As Hurricane Irene has now passed through the east coast — which just so happened to overlap with my brief trip to New York — the most common terms I’ve heard in response sound something like “overhyped” and “underwhelming.” (All in all, that’s probably a good thing; the opposite would be much, much worse.) With that lens, however, we risk glazing over the nitty gritty of the weekend — that is, what was done to prepare, manage, and respond to the storm. And in particular, we risk missing an opportunity to take stock of what I think was a watershed moment in the Gov 2.0 movement.
Before the Storm: NYC.Gov
As Irene approached New York City, there was understandably a lot of confusion and concern about, frankly, what was going on. Was the hurricane going to hit the city? Was there going to be an evacuation? If so, when and where? And notably in the midst of that confusion, citizens turned to their government, particularly their government’s website, for clarification. New York City aptly posted evacuation maps and crisis guides online for easy access, but there was in fact so much traffic on NYC.gov that the site went down on Friday afternoon. Not good. While this suggests the city should consider a more scalable infrastructure — maybe take the popular recommendation of the cloud — I found two immediate reactions more interesting.
First, Civic Commons’ Philip Ashlock mirrored the data and info that he had downloaded onto Amazon’s (usually) reliable cloud, sharing the link all around. Instead of being embarrassed, the City’s Chief Digital Officer Rachel Sterne even tweeted out the link herself. They understood, it was the information, not the host that mattered.
Second, the city “optimized” their website. NYC.gov has a wealth of information and even editorialized content, but with more data, comes higher load times and the need for more bandwidth. Neither of which are preferable in a crisis. So after the site went down, it soon came back up, slimmed down. Significantly. See for yourself:
It clocks in at a lean 54 kilobytes and a 3.2 second load time, according to Chrome. What’s more notable than the tweaks — I doubt this version will stay up long — is the utilitarian and practical thinking. I’d imagine it was a something of a bitter pill to swallow, chopping off so much of the sites, but it’s good that they remembered that websites don’t need to be all things at all times.
During the Storm: Twitter & Crisis Mapping

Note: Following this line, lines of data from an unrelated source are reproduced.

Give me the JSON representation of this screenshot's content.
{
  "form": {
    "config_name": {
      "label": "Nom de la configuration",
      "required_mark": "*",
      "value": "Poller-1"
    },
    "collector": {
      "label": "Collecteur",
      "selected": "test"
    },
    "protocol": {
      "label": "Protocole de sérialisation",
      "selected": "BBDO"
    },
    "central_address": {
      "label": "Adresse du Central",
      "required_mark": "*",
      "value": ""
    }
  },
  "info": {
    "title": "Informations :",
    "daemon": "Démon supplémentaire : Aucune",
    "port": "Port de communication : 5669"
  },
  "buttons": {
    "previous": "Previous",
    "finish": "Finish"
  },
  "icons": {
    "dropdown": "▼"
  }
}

A growing trend in the civic technology space is the use of mobile devices and people on-the-ground to crowdsource information reporting: platforms such as SeeClickFix, CitySourced, and Ushahidi and have gained traction in cities around the world, with the latter especially coming to relevancy in crisis situations. As Alex Howard of O’Reilly Radar put it, “In this information ecosystem, media, government and citizens alike will play a critical role in sharing information about what’s happening and providing help to one another.” And Irene was a proof point. His post details the numerous data reporting platforms in use during the hurricane, and in New York alone, I counted at least three: CrowdMap, NYTimes/WNYC, and of course 311. While these are likely valuable tools for citizens and governments alike, the multiplicity and the possible redundancy therein suggests the need for better integration and standardization across various platforms. And here’s why:

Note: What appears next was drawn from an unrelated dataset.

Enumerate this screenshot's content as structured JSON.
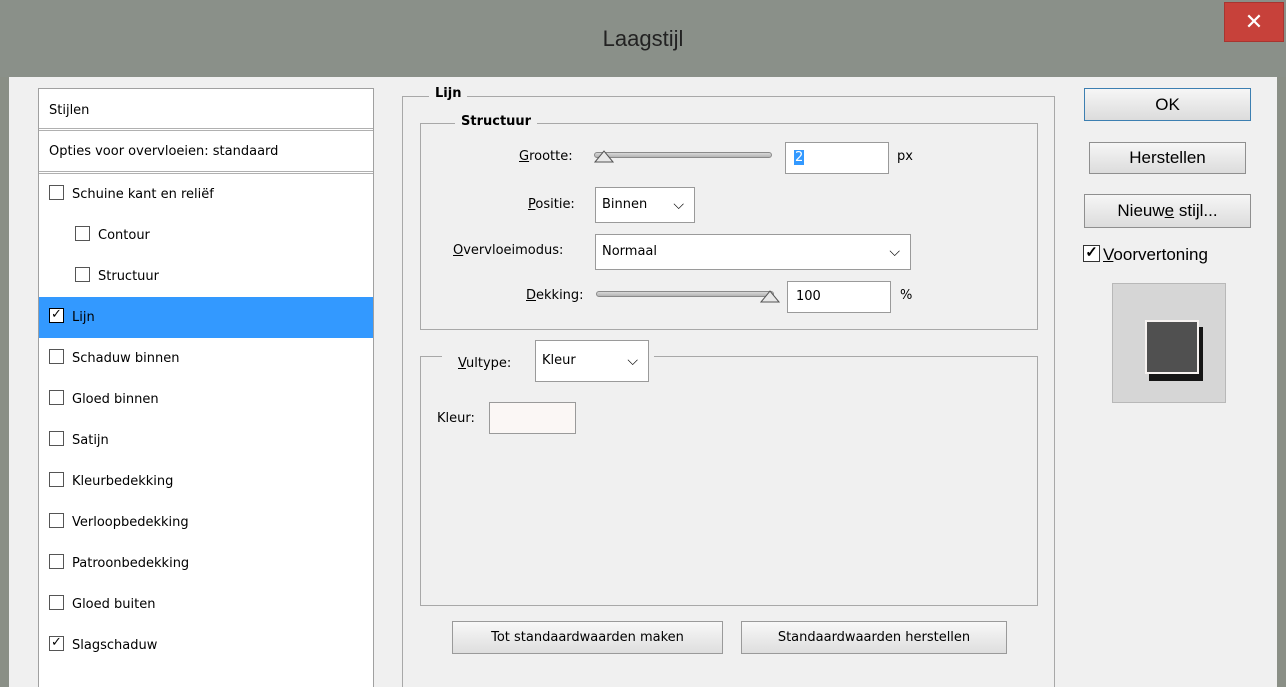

That was the warning prompt sitting atop the NYC’s Severe Weather CrowdMap, and it reads (excerpted), “This is an information sharing site. Insofar as any posts made concern weather conditions and weather-related service disruptions, the City will not take action.” This disconnect between information and action acts as a hollow barrier for meaningful civic participation. Not only is there a skewed perception then of the actual damage, there’s also a bad image of hundreds of seemingly unresolved problems. Just putting dots on a map is sometimes a bad thing. Especially in the context of service requests and citizen/government interaction, where it’s said that so much trust is built through two-way dialogue and conversation.
(Current efforts to align Ushahidi with the Open311 specification should start to help with this ongoing challenge of standardization.)

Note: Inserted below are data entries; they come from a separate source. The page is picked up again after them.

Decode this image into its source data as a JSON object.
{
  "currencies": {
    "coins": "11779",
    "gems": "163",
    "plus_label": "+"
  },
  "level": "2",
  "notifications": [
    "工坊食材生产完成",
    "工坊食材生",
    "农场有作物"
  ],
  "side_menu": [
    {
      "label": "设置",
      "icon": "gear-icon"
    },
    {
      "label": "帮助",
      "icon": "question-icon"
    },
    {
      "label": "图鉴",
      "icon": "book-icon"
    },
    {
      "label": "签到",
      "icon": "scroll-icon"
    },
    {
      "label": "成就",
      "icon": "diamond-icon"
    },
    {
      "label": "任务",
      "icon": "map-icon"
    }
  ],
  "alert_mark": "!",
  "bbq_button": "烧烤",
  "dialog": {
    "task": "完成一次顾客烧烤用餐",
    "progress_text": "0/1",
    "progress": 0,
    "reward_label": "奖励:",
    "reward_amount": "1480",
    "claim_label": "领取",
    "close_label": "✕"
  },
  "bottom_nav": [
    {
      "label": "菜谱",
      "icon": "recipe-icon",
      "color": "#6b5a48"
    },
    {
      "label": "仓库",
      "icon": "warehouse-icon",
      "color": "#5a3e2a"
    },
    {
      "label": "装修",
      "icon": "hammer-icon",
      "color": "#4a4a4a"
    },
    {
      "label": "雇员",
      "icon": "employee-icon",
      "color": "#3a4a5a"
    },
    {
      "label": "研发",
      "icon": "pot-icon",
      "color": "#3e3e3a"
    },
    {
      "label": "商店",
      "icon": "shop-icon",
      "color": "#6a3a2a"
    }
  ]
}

Another tool government turned to, especially here in New York, was social media, and in particular, twitter. (Of course, they weren’t the only ones, and for those of us trapped indoors, @Irene was an entertaining read.) @NYCMayorsOffice seemed to led the way in New York with their updates on the storm and evacuation plans more than doubling their monthly tweet rate, according to TweetStats (see left).
This activity was rewarded. On Thursday, August 25, @NYCMayorsOffice had 24,507 follows; today, August 29, it has 52,228, according to TwitterCounter. That’s a 113 percent increase (+27,721) in four days. Hopefully, the city will continue to leverage that resource moving forward not just in the clean up, but for future engagement.
I came across many posts this weekend of people asking, something along the lines of “What if we had all of this technology during Katrina?” I’m not sure how to answer that, honestly. I can only hope things would have turned out differently. But I don’t think that’s where our focus should be right now. We’ve got now a strong and growing infrastructure for civic action in a crisis — an infrastructure that has proven useful for coordination and communication. And I’ve only touched on a small piece of it. We should continue building it, developing and integrating our systems, and roll it out everywhere with a different question in mind: “With the best technology imaginable, what will the next crisis look like?”